# Your assignment
Copy out every line of the data where the word "FNNプライムオンライン" is found.

# Data for this exercise
== Segment start ==
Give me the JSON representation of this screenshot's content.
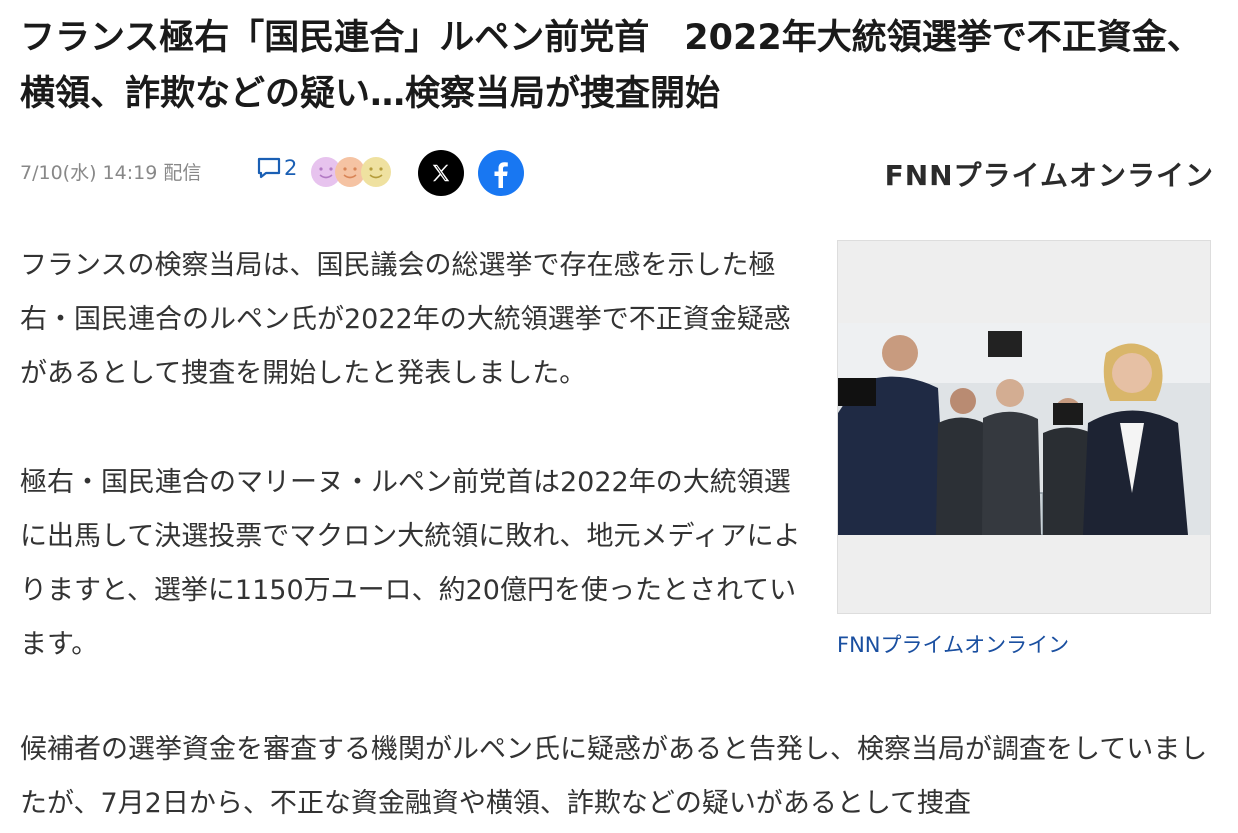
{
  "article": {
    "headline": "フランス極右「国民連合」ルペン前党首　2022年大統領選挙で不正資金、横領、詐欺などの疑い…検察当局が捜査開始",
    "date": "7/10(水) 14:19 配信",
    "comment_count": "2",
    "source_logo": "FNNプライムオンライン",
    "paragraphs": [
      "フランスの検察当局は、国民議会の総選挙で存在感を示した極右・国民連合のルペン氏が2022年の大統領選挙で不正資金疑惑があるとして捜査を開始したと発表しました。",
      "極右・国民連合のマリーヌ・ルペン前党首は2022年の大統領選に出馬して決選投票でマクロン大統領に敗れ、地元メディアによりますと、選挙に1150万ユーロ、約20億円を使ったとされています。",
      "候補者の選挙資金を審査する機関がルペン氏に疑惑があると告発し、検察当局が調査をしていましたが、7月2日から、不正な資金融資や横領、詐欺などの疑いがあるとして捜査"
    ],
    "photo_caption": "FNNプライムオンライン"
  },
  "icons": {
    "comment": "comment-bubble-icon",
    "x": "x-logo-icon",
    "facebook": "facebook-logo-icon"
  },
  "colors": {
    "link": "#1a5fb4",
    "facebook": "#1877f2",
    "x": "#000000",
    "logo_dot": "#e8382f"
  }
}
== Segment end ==
# Your response
    "source_logo": "FNNプライムオンライン",
    "photo_caption": "FNNプライムオンライン"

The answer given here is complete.